Mousavi said the results also may have been affected by a shortage of ballot papers in the provinces of Fars and East Azerbaijan, where he had been expected to do well because he is among Iran's Azeri minority. Interior Ministry results show Ahmadinejad won in East Azerbaijan.

The final tally was 62.6 percent for Ahmadinejad and 33.75 for Mousavi - a landslide in a race that was perceived to be close.

"Personally, I think that it is entirely possible that Ahmadinejad received more than 50 percent of the vote," said Konstantin Kosten, an expert on Iran with the Berlin-based German Council of Foreign Relations who spent a year from 2005-06 in Iran.

Still, he said, "there must be an examination of the allegations of irregularities, as the German government has called for."

But Iran's electoral system lacks transparency, observers said.

International monitors are barred from observing Iranian elections and there are no clear mechanisms to accredit domestic observers, said Michael Meyer-Resende, coordinator of the Berlin-based Democracy Reporting International, which tracked developments in the Iranian vote from outside the country.

He noted that the vote was organized by two institutions that are not independent - the Interior Ministry and the Guardian Council, a 12-member body of clerics and experts in Islamic law closely allied to Iran's supreme leader, Ayatollah Ali Khamenei.

The central question was how 39.2 million paper ballots could be counted by hand and final results announced in Tehran in just over 12 hours.

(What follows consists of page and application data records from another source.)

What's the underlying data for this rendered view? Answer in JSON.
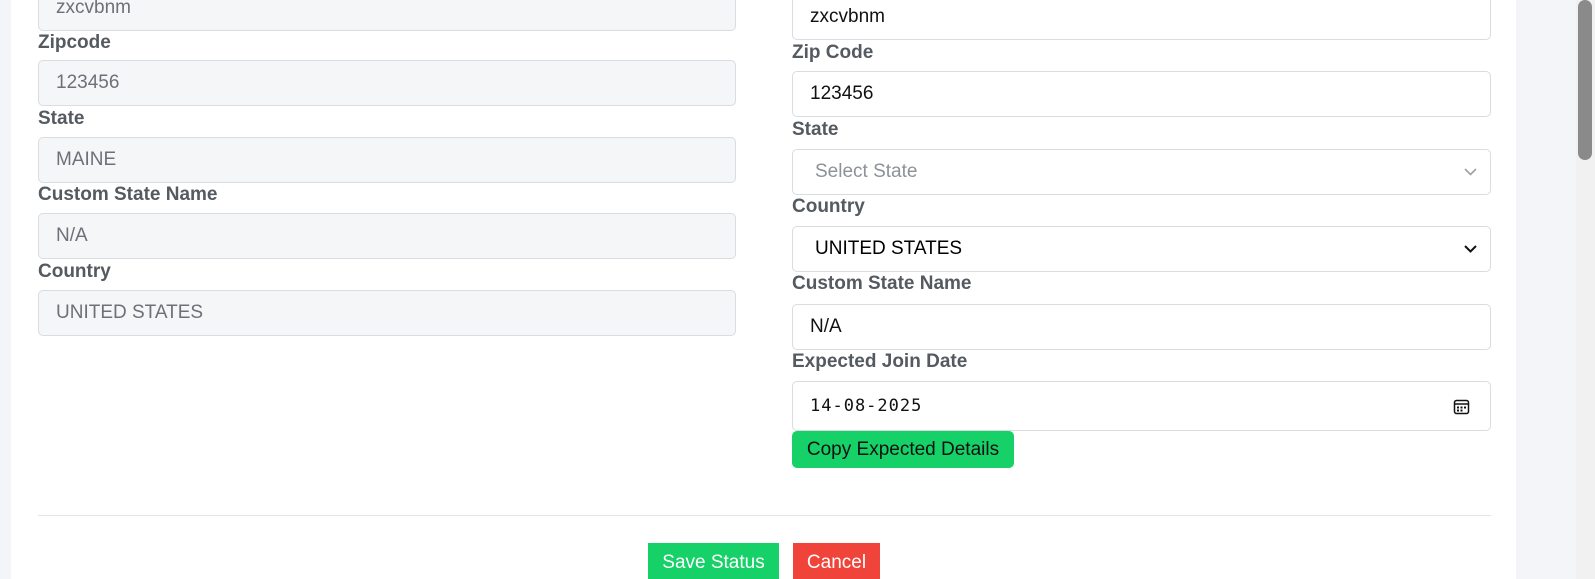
{
  "left": {
    "address_value": "zxcvbnm",
    "zipcode_label": "Zipcode",
    "zipcode_value": "123456",
    "state_label": "State",
    "state_value": "MAINE",
    "custom_state_label": "Custom State Name",
    "custom_state_value": "N/A",
    "country_label": "Country",
    "country_value": "UNITED STATES"
  },
  "right": {
    "address_value": "zxcvbnm",
    "zipcode_label": "Zip Code",
    "zipcode_value": "123456",
    "state_label": "State",
    "state_placeholder": "Select State",
    "country_label": "Country",
    "country_value": "UNITED STATES",
    "custom_state_label": "Custom State Name",
    "custom_state_value": "N/A",
    "join_date_label": "Expected Join Date",
    "join_date_value": "14-08-2025",
    "copy_button": "Copy Expected Details"
  },
  "footer": {
    "save_button": "Save Status",
    "cancel_button": "Cancel"
  },
  "colors": {
    "primary_green": "#15d167",
    "danger_red": "#f0433a"
  },
  "icons": {
    "select_chevron": "chevron-down-icon",
    "calendar": "calendar-icon"
  }
}
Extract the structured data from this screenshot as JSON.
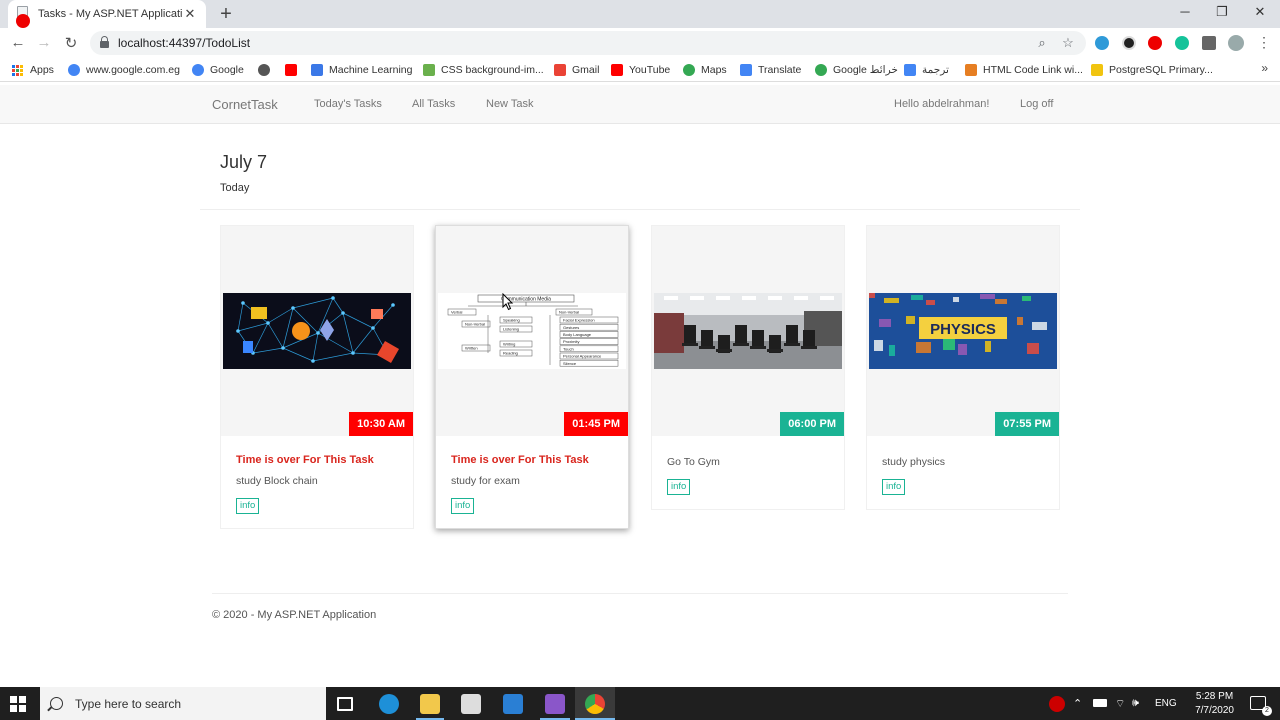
{
  "browser": {
    "tab_title": "Tasks - My ASP.NET Application",
    "tab_close": "✕",
    "new_tab": "+",
    "url": "localhost:44397/TodoList",
    "window_controls": {
      "minimize": "─",
      "maximize": "❐",
      "close": "✕"
    },
    "nav": {
      "back": "←",
      "forward": "→",
      "reload": "↻"
    },
    "omni_icons": {
      "zoom": "⌕",
      "star": "☆"
    },
    "menu": "⋮",
    "bookmarks": [
      {
        "label": "Apps",
        "icon": "apps-grid-icon"
      },
      {
        "label": "www.google.com.eg",
        "icon": "google-icon",
        "color": "#4285f4"
      },
      {
        "label": "Google",
        "icon": "google-icon",
        "color": "#4285f4"
      },
      {
        "label": "",
        "icon": "globe-icon",
        "color": "#555555"
      },
      {
        "label": "",
        "icon": "youtube-icon",
        "color": "#ff0000"
      },
      {
        "label": "Machine Learning",
        "icon": "link-icon",
        "color": "#3b78e7"
      },
      {
        "label": "CSS background-im...",
        "icon": "image-icon",
        "color": "#6ab04c"
      },
      {
        "label": "Gmail",
        "icon": "gmail-icon",
        "color": "#ea4335"
      },
      {
        "label": "YouTube",
        "icon": "youtube-icon",
        "color": "#ff0000"
      },
      {
        "label": "Maps",
        "icon": "maps-icon",
        "color": "#34a853"
      },
      {
        "label": "Translate",
        "icon": "translate-icon",
        "color": "#4285f4"
      },
      {
        "label": "Google خرائط",
        "icon": "maps-icon",
        "color": "#34a853"
      },
      {
        "label": "ترجمة",
        "icon": "translate-icon",
        "color": "#4285f4"
      },
      {
        "label": "HTML Code Link wi...",
        "icon": "pencil-icon",
        "color": "#e67e22"
      },
      {
        "label": "PostgreSQL Primary...",
        "icon": "postgres-icon",
        "color": "#f1c40f"
      }
    ],
    "bookmarks_more": "»"
  },
  "app_nav": {
    "brand": "CornetTask",
    "links": [
      "Today's Tasks",
      "All Tasks",
      "New Task"
    ],
    "greeting": "Hello abdelrahman!",
    "logoff": "Log off"
  },
  "page": {
    "date": "July 7",
    "subtitle": "Today"
  },
  "tasks": [
    {
      "time": "10:30 AM",
      "status": "Time is over For This Task",
      "name": "study Block chain",
      "action": "info",
      "overdue": true,
      "image": "blockchain"
    },
    {
      "time": "01:45 PM",
      "status": "Time is over For This Task",
      "name": "study for exam",
      "action": "info",
      "overdue": true,
      "image": "diagram"
    },
    {
      "time": "06:00 PM",
      "status": "",
      "name": "Go To Gym",
      "action": "info",
      "overdue": false,
      "image": "gym"
    },
    {
      "time": "07:55 PM",
      "status": "",
      "name": "study physics",
      "action": "info",
      "overdue": false,
      "image": "physics"
    }
  ],
  "thumb_text": {
    "physics": "PHYSICS",
    "diagram_title": "Communication Media",
    "diagram_labels": [
      "Verbal",
      "Non-Verbal",
      "Oral",
      "Speaking",
      "Listening",
      "Written",
      "Writing",
      "Reading",
      "Facial Expression",
      "Gestures",
      "Body Language",
      "Proximity",
      "Touch",
      "Personal Appearance",
      "Silence"
    ]
  },
  "footer": "© 2020 - My ASP.NET Application",
  "taskbar": {
    "search_placeholder": "Type here to search",
    "language": "ENG",
    "time": "5:28 PM",
    "date": "7/7/2020",
    "notification_count": "2"
  },
  "colors": {
    "overdue_badge": "#ff0000",
    "upcoming_badge": "#1ab394",
    "overdue_text": "#d9251d"
  }
}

Past elections took at least twice as long.

A new computerized system might have helped speed the process in urban centers, where most Iranians live.

Still, each ballot - on which a candidate's name was written in - would still have to be counted by hand before any data could be entered into a computer, aggregated, and transmitted to the Interior Ministry in Tehran.